::: Records supplied

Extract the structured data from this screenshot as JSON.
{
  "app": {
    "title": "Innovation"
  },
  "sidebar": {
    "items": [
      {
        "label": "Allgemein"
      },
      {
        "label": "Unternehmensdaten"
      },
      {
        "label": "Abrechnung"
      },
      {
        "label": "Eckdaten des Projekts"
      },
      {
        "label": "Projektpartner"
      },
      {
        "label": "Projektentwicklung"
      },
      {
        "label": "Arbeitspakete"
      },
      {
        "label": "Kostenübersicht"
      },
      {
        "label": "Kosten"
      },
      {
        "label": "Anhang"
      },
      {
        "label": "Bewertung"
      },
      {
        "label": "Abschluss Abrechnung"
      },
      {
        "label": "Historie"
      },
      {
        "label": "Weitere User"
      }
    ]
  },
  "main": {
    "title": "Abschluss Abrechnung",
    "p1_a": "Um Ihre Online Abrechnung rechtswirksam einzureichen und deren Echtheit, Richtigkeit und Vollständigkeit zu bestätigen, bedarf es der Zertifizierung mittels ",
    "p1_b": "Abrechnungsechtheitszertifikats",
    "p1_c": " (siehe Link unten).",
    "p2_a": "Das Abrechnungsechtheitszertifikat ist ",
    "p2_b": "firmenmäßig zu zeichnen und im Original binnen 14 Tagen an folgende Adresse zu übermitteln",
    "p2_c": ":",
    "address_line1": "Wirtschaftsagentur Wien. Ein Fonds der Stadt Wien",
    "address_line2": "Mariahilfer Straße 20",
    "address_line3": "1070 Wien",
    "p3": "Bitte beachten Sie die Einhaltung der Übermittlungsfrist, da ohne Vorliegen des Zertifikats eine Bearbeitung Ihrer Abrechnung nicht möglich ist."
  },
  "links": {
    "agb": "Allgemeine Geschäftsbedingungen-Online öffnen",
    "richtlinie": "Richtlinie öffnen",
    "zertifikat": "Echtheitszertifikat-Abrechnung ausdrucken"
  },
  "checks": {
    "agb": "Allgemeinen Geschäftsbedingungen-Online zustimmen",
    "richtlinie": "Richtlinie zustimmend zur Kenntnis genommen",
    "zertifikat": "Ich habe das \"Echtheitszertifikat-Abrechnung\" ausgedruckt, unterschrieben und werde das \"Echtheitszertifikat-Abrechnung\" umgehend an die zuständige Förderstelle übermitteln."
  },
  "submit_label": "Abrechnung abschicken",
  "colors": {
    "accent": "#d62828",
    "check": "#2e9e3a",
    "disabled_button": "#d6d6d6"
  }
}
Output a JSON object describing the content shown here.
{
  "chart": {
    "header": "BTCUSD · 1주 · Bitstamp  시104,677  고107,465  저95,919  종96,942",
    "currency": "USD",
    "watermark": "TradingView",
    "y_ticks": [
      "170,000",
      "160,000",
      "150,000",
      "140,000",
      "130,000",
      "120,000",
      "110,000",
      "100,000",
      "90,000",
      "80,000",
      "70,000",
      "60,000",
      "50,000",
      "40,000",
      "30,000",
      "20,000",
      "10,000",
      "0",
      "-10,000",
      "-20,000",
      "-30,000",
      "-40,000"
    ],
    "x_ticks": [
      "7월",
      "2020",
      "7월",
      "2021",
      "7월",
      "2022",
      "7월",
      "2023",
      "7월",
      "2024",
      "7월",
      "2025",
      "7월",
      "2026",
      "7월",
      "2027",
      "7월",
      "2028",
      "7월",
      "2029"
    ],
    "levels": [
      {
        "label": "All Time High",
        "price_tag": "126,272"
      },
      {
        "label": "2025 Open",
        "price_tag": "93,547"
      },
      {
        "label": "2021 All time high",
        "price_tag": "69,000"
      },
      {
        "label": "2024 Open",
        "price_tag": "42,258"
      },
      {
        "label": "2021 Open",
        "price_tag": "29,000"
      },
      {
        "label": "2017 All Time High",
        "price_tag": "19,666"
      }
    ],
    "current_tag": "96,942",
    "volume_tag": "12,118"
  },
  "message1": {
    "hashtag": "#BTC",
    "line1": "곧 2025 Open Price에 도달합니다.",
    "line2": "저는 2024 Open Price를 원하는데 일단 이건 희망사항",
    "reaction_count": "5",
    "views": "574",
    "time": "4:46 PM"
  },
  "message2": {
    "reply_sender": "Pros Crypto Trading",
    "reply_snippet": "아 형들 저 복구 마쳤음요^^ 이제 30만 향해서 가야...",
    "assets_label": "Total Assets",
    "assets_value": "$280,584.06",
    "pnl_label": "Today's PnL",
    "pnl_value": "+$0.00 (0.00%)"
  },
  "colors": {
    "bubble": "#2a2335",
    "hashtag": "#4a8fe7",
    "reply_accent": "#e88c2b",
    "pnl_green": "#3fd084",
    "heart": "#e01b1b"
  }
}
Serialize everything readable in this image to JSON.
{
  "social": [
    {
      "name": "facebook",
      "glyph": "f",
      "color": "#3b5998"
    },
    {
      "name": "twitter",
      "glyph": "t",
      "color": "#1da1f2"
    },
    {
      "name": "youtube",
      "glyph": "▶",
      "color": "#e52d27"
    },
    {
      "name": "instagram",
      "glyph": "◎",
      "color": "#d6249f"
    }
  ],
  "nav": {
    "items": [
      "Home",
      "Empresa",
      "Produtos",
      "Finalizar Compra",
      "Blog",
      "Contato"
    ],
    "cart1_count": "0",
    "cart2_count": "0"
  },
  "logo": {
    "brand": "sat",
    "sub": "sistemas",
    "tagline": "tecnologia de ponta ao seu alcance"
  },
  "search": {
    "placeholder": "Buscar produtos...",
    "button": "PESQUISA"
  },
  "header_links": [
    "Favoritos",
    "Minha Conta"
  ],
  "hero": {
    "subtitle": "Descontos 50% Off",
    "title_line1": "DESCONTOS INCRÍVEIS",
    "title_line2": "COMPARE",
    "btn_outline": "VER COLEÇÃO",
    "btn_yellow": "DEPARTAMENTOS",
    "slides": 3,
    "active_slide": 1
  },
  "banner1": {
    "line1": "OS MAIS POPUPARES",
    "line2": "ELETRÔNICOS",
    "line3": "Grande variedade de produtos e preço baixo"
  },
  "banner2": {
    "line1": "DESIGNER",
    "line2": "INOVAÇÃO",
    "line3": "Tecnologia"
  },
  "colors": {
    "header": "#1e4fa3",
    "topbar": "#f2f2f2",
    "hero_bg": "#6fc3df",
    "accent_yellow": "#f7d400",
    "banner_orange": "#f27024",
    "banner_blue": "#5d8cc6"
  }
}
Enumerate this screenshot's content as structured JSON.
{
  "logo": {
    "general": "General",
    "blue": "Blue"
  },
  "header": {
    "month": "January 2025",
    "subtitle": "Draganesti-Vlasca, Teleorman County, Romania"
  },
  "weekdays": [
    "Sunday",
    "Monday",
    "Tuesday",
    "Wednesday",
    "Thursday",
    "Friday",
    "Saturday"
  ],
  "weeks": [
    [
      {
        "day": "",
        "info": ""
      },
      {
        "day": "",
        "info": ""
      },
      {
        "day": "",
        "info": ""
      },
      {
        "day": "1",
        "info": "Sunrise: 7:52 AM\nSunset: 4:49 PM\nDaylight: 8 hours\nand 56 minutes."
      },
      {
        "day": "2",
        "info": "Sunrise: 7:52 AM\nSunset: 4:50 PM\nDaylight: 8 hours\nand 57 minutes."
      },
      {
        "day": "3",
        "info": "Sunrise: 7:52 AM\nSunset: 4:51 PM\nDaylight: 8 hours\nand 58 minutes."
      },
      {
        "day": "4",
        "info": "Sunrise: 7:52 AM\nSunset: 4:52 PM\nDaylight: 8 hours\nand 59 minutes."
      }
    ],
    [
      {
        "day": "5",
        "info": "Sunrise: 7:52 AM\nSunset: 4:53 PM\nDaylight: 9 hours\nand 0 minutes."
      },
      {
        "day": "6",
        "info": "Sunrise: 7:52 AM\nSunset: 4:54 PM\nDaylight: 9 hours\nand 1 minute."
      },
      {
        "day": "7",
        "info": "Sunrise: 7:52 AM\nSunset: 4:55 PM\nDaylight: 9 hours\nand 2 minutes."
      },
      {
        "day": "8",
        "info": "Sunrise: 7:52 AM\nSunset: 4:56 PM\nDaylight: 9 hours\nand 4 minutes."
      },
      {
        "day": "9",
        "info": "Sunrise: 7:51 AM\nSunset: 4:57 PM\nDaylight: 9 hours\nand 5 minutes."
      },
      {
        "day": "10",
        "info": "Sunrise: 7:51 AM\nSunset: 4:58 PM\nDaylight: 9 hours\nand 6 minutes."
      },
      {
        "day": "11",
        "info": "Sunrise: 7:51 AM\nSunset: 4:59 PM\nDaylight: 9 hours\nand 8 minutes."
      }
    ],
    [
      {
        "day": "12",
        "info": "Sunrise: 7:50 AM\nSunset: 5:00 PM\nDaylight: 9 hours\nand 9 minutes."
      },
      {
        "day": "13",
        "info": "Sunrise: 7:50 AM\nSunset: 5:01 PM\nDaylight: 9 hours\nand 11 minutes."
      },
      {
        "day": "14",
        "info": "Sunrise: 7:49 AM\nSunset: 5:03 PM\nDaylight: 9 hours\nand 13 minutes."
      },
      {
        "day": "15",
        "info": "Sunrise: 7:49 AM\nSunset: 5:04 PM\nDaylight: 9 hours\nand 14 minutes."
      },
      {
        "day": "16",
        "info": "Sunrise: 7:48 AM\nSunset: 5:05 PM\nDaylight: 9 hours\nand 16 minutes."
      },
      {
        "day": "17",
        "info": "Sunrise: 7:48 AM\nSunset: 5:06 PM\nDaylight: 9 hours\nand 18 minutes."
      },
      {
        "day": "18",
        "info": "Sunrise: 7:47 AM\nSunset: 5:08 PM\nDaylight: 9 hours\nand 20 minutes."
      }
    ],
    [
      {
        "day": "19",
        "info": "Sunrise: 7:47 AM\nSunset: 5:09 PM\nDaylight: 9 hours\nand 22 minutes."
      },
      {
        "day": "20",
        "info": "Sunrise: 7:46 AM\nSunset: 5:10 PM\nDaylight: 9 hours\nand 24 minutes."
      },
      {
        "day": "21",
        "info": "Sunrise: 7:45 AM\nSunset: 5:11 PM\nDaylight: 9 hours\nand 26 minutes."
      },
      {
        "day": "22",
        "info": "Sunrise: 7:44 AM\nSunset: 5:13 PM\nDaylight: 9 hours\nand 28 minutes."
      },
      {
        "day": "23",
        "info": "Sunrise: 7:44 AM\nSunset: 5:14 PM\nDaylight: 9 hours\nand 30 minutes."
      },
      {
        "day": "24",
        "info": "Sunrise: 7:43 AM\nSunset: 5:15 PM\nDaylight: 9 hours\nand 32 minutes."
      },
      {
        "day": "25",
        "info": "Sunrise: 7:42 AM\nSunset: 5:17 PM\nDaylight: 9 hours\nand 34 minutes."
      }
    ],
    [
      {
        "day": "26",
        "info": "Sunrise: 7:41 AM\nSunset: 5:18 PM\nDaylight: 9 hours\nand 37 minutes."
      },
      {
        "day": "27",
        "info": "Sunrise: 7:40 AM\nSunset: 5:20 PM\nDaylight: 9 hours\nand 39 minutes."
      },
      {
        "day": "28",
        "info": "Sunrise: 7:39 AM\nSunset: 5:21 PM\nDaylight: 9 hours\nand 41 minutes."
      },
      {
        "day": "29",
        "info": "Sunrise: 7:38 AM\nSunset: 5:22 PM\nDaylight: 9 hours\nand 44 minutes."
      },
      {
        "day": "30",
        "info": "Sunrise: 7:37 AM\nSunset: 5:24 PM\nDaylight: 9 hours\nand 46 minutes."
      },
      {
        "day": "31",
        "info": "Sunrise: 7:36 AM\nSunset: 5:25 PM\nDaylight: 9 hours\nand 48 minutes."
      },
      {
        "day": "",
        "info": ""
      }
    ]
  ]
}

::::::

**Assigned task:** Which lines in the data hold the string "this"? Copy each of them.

**Solved problem:**
Extract the structured data from this screenshot as JSON.
Serialize everything readable in this image to JSON.
Enumerate this screenshot's content as structured JSON.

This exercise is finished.